| WORK INSTRUCTIONS |
Set down each entry below exactly as written, keeping the pictures out.

(DATA FOR THE TASK)

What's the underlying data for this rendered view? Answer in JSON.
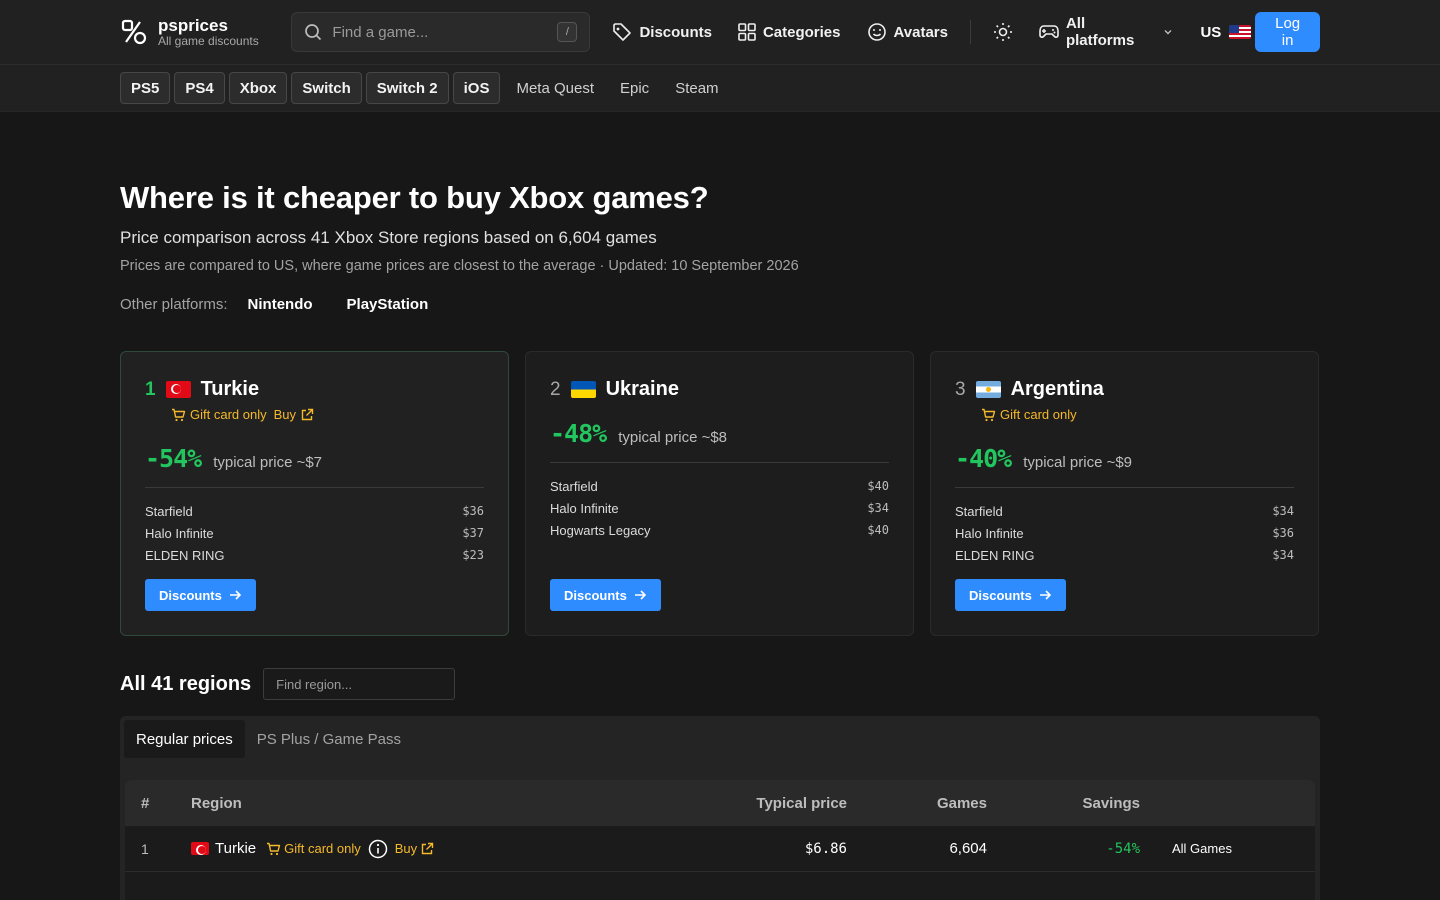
{
  "header": {
    "logo_name": "psprices",
    "logo_sub": "All game discounts",
    "search_placeholder": "Find a game...",
    "search_shortcut": "/",
    "nav": [
      {
        "label": "Discounts",
        "icon": "tag-icon"
      },
      {
        "label": "Categories",
        "icon": "grid-icon"
      },
      {
        "label": "Avatars",
        "icon": "smile-icon"
      }
    ],
    "platforms_label": "All platforms",
    "country": "US",
    "login_label": "Log in"
  },
  "platform_tabs": {
    "chips": [
      "PS5",
      "PS4",
      "Xbox",
      "Switch",
      "Switch 2",
      "iOS"
    ],
    "plain": [
      "Meta Quest",
      "Epic",
      "Steam"
    ]
  },
  "page": {
    "title": "Where is it cheaper to buy Xbox games?",
    "subtitle": "Price comparison across 41 Xbox Store regions based on 6,604 games",
    "note": "Prices are compared to US, where game prices are closest to the average · Updated: 10 September 2026",
    "other_label": "Other platforms:",
    "other_links": [
      "Nintendo",
      "PlayStation"
    ]
  },
  "top_cards": [
    {
      "rank": "1",
      "name": "Turkie",
      "gift": "Gift card only",
      "buy": "Buy",
      "pct": "-54%",
      "typical": "typical price ~$7",
      "games": [
        {
          "name": "Starfield",
          "price": "$36"
        },
        {
          "name": "Halo Infinite",
          "price": "$37"
        },
        {
          "name": "ELDEN RING",
          "price": "$23"
        }
      ],
      "button": "Discounts"
    },
    {
      "rank": "2",
      "name": "Ukraine",
      "pct": "-48%",
      "typical": "typical price ~$8",
      "games": [
        {
          "name": "Starfield",
          "price": "$40"
        },
        {
          "name": "Halo Infinite",
          "price": "$34"
        },
        {
          "name": "Hogwarts Legacy",
          "price": "$40"
        }
      ],
      "button": "Discounts"
    },
    {
      "rank": "3",
      "name": "Argentina",
      "gift": "Gift card only",
      "pct": "-40%",
      "typical": "typical price ~$9",
      "games": [
        {
          "name": "Starfield",
          "price": "$34"
        },
        {
          "name": "Halo Infinite",
          "price": "$36"
        },
        {
          "name": "ELDEN RING",
          "price": "$34"
        }
      ],
      "button": "Discounts"
    }
  ],
  "regions": {
    "title": "All 41 regions",
    "search_placeholder": "Find region...",
    "tabs": [
      "Regular prices",
      "PS Plus / Game Pass"
    ],
    "columns": [
      "#",
      "Region",
      "Typical price",
      "Games",
      "Savings"
    ],
    "rows": [
      {
        "num": "1",
        "region": "Turkie",
        "gift": "Gift card only",
        "buy": "Buy",
        "typical": "$6.86",
        "games": "6,604",
        "savings": "-54%",
        "link": "All Games"
      }
    ]
  },
  "colors": {
    "accent": "#2f8cff",
    "green": "#22c55e",
    "gift": "#f5b92a"
  }
}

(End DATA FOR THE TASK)

| SOLUTION FOR THIS TASK |
What's the underlying data for this rendered view? Answer in JSON.
{
  "header": {
    "logo_name": "psprices",
    "logo_sub": "All game discounts",
    "search_placeholder": "Find a game...",
    "search_shortcut": "/",
    "nav": [
      {
        "label": "Discounts",
        "icon": "tag-icon"
      },
      {
        "label": "Categories",
        "icon": "grid-icon"
      },
      {
        "label": "Avatars",
        "icon": "smile-icon"
      }
    ],
    "platforms_label": "All platforms",
    "country": "US",
    "login_label": "Log in"
  },
  "platform_tabs": {
    "chips": [
      "PS5",
      "PS4",
      "Xbox",
      "Switch",
      "Switch 2",
      "iOS"
    ],
    "plain": [
      "Meta Quest",
      "Epic",
      "Steam"
    ]
  },
  "page": {
    "title": "Where is it cheaper to buy Xbox games?",
    "subtitle": "Price comparison across 41 Xbox Store regions based on 6,604 games",
    "note": "Prices are compared to US, where game prices are closest to the average · Updated: 10 September 2026",
    "other_label": "Other platforms:",
    "other_links": [
      "Nintendo",
      "PlayStation"
    ]
  },
  "top_cards": [
    {
      "rank": "1",
      "name": "Turkie",
      "gift": "Gift card only",
      "buy": "Buy",
      "pct": "-54%",
      "typical": "typical price ~$7",
      "games": [
        {
          "name": "Starfield",
          "price": "$36"
        },
        {
          "name": "Halo Infinite",
          "price": "$37"
        },
        {
          "name": "ELDEN RING",
          "price": "$23"
        }
      ],
      "button": "Discounts"
    },
    {
      "rank": "2",
      "name": "Ukraine",
      "pct": "-48%",
      "typical": "typical price ~$8",
      "games": [
        {
          "name": "Starfield",
          "price": "$40"
        },
        {
          "name": "Halo Infinite",
          "price": "$34"
        },
        {
          "name": "Hogwarts Legacy",
          "price": "$40"
        }
      ],
      "button": "Discounts"
    },
    {
      "rank": "3",
      "name": "Argentina",
      "gift": "Gift card only",
      "pct": "-40%",
      "typical": "typical price ~$9",
      "games": [
        {
          "name": "Starfield",
          "price": "$34"
        },
        {
          "name": "Halo Infinite",
          "price": "$36"
        },
        {
          "name": "ELDEN RING",
          "price": "$34"
        }
      ],
      "button": "Discounts"
    }
  ],
  "regions": {
    "title": "All 41 regions",
    "search_placeholder": "Find region...",
    "tabs": [
      "Regular prices",
      "PS Plus / Game Pass"
    ],
    "columns": [
      "#",
      "Region",
      "Typical price",
      "Games",
      "Savings"
    ],
    "rows": [
      {
        "num": "1",
        "region": "Turkie",
        "gift": "Gift card only",
        "buy": "Buy",
        "typical": "$6.86",
        "games": "6,604",
        "savings": "-54%",
        "link": "All Games"
      }
    ]
  },
  "colors": {
    "accent": "#2f8cff",
    "green": "#22c55e",
    "gift": "#f5b92a"
  }
}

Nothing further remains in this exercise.